## ASSIGNED TASK
When a line in the entries below contains the word "chevron", copy that line.

(Records from a data source)
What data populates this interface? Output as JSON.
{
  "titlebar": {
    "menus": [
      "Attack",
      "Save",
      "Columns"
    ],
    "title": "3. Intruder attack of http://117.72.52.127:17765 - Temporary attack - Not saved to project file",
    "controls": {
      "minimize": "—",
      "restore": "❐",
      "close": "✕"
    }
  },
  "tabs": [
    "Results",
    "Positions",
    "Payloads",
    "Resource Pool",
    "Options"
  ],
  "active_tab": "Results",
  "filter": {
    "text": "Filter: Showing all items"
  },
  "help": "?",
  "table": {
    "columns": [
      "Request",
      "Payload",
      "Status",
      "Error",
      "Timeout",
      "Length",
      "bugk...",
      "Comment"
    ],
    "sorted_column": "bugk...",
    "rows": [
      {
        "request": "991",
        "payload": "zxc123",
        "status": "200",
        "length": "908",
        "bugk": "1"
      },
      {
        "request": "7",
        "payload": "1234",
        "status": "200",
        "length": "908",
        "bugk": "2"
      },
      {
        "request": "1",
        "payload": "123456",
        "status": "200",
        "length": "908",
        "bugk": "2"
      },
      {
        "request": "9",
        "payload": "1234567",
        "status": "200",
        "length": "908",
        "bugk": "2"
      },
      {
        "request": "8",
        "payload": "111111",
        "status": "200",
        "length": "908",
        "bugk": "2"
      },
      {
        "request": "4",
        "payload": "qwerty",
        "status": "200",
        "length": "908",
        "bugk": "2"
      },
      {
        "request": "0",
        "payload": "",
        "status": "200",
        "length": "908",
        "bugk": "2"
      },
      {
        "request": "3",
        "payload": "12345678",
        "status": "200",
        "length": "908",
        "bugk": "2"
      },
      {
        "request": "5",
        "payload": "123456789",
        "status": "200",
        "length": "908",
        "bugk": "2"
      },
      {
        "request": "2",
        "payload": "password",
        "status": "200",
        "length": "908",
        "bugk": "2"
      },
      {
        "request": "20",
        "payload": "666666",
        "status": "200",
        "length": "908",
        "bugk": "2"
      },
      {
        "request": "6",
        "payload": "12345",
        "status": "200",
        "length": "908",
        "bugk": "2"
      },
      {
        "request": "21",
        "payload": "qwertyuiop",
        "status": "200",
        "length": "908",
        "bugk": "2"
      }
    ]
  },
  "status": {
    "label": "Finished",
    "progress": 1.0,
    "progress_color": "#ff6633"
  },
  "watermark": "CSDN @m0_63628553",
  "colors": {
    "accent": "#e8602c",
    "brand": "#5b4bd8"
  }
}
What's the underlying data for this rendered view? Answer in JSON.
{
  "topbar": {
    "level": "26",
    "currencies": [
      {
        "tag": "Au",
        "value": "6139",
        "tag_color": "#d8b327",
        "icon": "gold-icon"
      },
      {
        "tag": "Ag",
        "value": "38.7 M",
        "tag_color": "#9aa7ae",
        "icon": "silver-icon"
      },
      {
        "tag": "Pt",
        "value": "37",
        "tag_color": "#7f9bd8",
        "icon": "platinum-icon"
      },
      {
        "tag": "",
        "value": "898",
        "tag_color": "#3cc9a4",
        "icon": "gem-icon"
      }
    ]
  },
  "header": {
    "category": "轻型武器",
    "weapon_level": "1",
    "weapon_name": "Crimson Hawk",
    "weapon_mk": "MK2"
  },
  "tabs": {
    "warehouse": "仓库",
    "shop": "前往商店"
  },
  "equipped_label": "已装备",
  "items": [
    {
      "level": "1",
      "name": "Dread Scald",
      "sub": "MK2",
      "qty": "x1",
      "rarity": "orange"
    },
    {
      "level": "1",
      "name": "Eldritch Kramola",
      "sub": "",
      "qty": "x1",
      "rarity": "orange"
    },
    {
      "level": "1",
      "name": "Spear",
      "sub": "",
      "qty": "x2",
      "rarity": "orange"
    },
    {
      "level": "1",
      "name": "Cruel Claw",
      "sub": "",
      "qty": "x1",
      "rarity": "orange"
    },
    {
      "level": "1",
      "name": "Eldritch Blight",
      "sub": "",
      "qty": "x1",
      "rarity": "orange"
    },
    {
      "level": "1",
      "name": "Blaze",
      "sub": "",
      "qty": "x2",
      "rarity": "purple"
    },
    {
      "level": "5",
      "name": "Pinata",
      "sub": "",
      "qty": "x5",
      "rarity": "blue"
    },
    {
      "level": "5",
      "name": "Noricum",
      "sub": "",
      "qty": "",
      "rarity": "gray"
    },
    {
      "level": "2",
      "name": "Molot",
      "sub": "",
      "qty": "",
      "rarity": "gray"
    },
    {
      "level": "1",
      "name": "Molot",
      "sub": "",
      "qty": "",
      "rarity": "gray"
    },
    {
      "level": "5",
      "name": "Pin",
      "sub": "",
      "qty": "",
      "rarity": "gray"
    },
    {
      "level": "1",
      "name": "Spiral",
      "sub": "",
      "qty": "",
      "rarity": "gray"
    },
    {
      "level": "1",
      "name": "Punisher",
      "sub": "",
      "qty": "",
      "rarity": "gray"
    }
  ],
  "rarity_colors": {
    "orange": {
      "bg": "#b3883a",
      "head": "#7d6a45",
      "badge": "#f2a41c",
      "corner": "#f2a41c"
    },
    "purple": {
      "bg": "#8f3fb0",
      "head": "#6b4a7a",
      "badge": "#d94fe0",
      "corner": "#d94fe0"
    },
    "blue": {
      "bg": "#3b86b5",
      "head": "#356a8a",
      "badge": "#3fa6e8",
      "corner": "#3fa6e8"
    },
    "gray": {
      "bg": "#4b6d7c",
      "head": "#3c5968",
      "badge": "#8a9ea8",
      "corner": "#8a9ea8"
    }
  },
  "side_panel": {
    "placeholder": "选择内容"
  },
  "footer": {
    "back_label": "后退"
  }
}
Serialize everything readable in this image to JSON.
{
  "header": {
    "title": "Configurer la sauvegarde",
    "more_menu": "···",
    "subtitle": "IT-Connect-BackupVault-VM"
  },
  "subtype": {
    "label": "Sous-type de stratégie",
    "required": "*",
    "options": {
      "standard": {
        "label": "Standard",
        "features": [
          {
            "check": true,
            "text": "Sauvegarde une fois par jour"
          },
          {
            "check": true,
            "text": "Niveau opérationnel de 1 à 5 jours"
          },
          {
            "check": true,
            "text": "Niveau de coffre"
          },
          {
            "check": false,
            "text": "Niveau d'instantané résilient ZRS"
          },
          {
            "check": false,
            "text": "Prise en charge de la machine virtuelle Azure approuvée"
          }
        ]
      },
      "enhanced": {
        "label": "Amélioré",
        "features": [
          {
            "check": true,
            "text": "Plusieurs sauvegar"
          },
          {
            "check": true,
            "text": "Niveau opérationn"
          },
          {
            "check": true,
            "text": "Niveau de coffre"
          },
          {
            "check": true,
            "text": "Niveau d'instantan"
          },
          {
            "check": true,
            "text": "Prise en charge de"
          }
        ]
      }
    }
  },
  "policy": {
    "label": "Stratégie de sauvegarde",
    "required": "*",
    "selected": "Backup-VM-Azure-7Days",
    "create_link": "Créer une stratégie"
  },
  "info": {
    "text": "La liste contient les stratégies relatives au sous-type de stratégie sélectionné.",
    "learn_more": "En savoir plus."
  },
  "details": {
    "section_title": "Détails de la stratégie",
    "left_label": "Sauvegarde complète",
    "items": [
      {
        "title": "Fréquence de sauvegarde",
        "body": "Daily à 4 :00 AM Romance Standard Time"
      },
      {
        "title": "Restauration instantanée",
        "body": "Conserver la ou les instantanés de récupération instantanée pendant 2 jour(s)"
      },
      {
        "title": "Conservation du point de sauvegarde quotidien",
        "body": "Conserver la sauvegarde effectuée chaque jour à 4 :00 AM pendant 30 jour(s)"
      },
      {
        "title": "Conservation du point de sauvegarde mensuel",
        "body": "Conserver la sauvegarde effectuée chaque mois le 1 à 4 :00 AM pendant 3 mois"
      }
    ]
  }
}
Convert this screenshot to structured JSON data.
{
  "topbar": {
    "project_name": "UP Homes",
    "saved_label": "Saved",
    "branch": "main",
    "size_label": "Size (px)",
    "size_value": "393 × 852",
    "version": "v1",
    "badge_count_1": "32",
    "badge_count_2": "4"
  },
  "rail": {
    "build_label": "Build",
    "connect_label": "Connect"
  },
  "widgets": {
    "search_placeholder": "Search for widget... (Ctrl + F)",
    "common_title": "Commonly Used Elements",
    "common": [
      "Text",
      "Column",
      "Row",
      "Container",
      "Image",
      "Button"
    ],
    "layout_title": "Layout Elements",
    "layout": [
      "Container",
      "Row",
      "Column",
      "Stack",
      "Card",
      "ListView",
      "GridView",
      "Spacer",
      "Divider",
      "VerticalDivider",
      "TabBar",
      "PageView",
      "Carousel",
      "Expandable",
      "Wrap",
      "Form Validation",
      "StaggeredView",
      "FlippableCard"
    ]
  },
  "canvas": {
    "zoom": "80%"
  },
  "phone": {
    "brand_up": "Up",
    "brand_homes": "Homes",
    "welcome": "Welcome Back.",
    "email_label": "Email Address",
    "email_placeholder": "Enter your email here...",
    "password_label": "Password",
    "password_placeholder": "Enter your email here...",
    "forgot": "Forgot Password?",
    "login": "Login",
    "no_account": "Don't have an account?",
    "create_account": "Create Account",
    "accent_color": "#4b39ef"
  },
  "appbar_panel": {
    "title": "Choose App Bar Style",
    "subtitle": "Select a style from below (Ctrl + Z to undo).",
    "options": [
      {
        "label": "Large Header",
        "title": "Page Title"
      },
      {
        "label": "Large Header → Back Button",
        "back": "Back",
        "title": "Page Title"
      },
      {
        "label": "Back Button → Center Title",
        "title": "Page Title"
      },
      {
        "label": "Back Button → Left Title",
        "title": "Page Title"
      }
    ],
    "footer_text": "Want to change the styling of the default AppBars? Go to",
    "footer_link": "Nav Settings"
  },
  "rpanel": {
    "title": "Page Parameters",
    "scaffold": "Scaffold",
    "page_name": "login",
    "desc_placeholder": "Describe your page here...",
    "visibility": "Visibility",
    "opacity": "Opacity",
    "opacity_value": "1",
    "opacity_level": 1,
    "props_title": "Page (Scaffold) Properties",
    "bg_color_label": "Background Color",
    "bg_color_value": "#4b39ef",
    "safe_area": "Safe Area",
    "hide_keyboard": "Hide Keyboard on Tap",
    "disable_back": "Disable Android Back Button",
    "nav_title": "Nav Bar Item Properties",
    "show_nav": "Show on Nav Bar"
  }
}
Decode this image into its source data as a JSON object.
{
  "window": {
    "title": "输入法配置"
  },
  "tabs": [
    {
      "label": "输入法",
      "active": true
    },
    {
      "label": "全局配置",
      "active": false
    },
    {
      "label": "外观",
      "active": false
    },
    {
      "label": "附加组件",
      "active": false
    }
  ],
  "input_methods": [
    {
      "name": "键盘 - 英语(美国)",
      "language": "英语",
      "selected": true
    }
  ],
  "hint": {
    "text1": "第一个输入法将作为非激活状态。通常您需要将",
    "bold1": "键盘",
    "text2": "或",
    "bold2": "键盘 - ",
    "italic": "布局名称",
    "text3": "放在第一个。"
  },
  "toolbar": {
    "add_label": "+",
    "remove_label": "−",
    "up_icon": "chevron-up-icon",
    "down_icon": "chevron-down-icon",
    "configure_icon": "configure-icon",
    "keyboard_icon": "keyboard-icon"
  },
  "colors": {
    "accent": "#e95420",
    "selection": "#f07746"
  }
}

## SOLVED EXERCISE
    "up_icon": "chevron-up-icon",
    "down_icon": "chevron-down-icon",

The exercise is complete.